[Exercise input]

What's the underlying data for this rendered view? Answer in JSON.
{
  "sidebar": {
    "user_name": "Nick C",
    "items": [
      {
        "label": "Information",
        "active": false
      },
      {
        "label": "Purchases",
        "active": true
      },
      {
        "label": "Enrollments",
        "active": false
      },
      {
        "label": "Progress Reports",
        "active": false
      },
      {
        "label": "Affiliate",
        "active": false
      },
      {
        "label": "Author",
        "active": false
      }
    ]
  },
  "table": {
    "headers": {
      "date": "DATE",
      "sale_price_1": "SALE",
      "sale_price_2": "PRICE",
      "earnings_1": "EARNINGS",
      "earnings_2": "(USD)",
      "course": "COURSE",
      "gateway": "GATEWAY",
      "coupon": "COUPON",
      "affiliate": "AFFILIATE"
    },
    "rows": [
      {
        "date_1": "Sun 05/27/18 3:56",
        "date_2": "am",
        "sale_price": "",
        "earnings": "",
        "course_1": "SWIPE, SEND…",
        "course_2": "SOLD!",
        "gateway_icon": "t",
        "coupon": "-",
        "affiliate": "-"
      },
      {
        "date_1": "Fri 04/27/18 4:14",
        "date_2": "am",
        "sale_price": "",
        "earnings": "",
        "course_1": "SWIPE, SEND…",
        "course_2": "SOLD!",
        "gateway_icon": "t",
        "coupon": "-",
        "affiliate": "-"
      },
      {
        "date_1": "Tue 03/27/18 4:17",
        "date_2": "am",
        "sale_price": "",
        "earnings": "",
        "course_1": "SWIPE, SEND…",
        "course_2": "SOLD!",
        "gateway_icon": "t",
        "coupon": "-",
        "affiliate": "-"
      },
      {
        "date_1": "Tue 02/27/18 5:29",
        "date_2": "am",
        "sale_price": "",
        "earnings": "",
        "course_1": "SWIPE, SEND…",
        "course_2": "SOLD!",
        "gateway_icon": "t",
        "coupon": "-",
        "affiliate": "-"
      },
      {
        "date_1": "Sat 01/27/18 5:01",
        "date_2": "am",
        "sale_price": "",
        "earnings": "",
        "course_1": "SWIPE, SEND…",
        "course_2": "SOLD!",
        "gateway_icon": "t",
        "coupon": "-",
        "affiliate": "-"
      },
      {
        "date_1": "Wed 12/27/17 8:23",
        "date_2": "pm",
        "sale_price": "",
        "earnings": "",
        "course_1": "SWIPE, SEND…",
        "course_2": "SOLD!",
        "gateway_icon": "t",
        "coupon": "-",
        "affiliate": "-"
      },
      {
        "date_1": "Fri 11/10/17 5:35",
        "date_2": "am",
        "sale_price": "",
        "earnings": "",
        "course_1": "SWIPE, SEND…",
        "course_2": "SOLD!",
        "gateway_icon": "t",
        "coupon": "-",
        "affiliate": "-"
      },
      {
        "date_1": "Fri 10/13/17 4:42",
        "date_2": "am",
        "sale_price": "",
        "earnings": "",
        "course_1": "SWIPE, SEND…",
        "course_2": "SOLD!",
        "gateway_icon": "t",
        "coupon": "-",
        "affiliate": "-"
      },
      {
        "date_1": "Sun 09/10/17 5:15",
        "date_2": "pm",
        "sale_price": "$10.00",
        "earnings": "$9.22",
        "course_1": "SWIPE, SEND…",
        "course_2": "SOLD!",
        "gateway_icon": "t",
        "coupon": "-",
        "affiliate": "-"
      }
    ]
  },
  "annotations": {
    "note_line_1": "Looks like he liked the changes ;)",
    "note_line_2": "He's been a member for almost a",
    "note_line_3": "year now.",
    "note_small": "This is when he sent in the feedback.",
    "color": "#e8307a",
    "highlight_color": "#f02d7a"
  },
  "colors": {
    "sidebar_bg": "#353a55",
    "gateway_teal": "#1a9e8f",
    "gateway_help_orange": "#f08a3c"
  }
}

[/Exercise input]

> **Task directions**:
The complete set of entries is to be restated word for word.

> **Result of the exercise**:
What's the underlying data for this rendered view? Answer in JSON.
{
  "sidebar": {
    "user_name": "Nick C",
    "items": [
      {
        "label": "Information",
        "active": false
      },
      {
        "label": "Purchases",
        "active": true
      },
      {
        "label": "Enrollments",
        "active": false
      },
      {
        "label": "Progress Reports",
        "active": false
      },
      {
        "label": "Affiliate",
        "active": false
      },
      {
        "label": "Author",
        "active": false
      }
    ]
  },
  "table": {
    "headers": {
      "date": "DATE",
      "sale_price_1": "SALE",
      "sale_price_2": "PRICE",
      "earnings_1": "EARNINGS",
      "earnings_2": "(USD)",
      "course": "COURSE",
      "gateway": "GATEWAY",
      "coupon": "COUPON",
      "affiliate": "AFFILIATE"
    },
    "rows": [
      {
        "date_1": "Sun 05/27/18 3:56",
        "date_2": "am",
        "sale_price": "",
        "earnings": "",
        "course_1": "SWIPE, SEND…",
        "course_2": "SOLD!",
        "gateway_icon": "t",
        "coupon": "-",
        "affiliate": "-"
      },
      {
        "date_1": "Fri 04/27/18 4:14",
        "date_2": "am",
        "sale_price": "",
        "earnings": "",
        "course_1": "SWIPE, SEND…",
        "course_2": "SOLD!",
        "gateway_icon": "t",
        "coupon": "-",
        "affiliate": "-"
      },
      {
        "date_1": "Tue 03/27/18 4:17",
        "date_2": "am",
        "sale_price": "",
        "earnings": "",
        "course_1": "SWIPE, SEND…",
        "course_2": "SOLD!",
        "gateway_icon": "t",
        "coupon": "-",
        "affiliate": "-"
      },
      {
        "date_1": "Tue 02/27/18 5:29",
        "date_2": "am",
        "sale_price": "",
        "earnings": "",
        "course_1": "SWIPE, SEND…",
        "course_2": "SOLD!",
        "gateway_icon": "t",
        "coupon": "-",
        "affiliate": "-"
      },
      {
        "date_1": "Sat 01/27/18 5:01",
        "date_2": "am",
        "sale_price": "",
        "earnings": "",
        "course_1": "SWIPE, SEND…",
        "course_2": "SOLD!",
        "gateway_icon": "t",
        "coupon": "-",
        "affiliate": "-"
      },
      {
        "date_1": "Wed 12/27/17 8:23",
        "date_2": "pm",
        "sale_price": "",
        "earnings": "",
        "course_1": "SWIPE, SEND…",
        "course_2": "SOLD!",
        "gateway_icon": "t",
        "coupon": "-",
        "affiliate": "-"
      },
      {
        "date_1": "Fri 11/10/17 5:35",
        "date_2": "am",
        "sale_price": "",
        "earnings": "",
        "course_1": "SWIPE, SEND…",
        "course_2": "SOLD!",
        "gateway_icon": "t",
        "coupon": "-",
        "affiliate": "-"
      },
      {
        "date_1": "Fri 10/13/17 4:42",
        "date_2": "am",
        "sale_price": "",
        "earnings": "",
        "course_1": "SWIPE, SEND…",
        "course_2": "SOLD!",
        "gateway_icon": "t",
        "coupon": "-",
        "affiliate": "-"
      },
      {
        "date_1": "Sun 09/10/17 5:15",
        "date_2": "pm",
        "sale_price": "$10.00",
        "earnings": "$9.22",
        "course_1": "SWIPE, SEND…",
        "course_2": "SOLD!",
        "gateway_icon": "t",
        "coupon": "-",
        "affiliate": "-"
      }
    ]
  },
  "annotations": {
    "note_line_1": "Looks like he liked the changes ;)",
    "note_line_2": "He's been a member for almost a",
    "note_line_3": "year now.",
    "note_small": "This is when he sent in the feedback.",
    "color": "#e8307a",
    "highlight_color": "#f02d7a"
  },
  "colors": {
    "sidebar_bg": "#353a55",
    "gateway_teal": "#1a9e8f",
    "gateway_help_orange": "#f08a3c"
  }
}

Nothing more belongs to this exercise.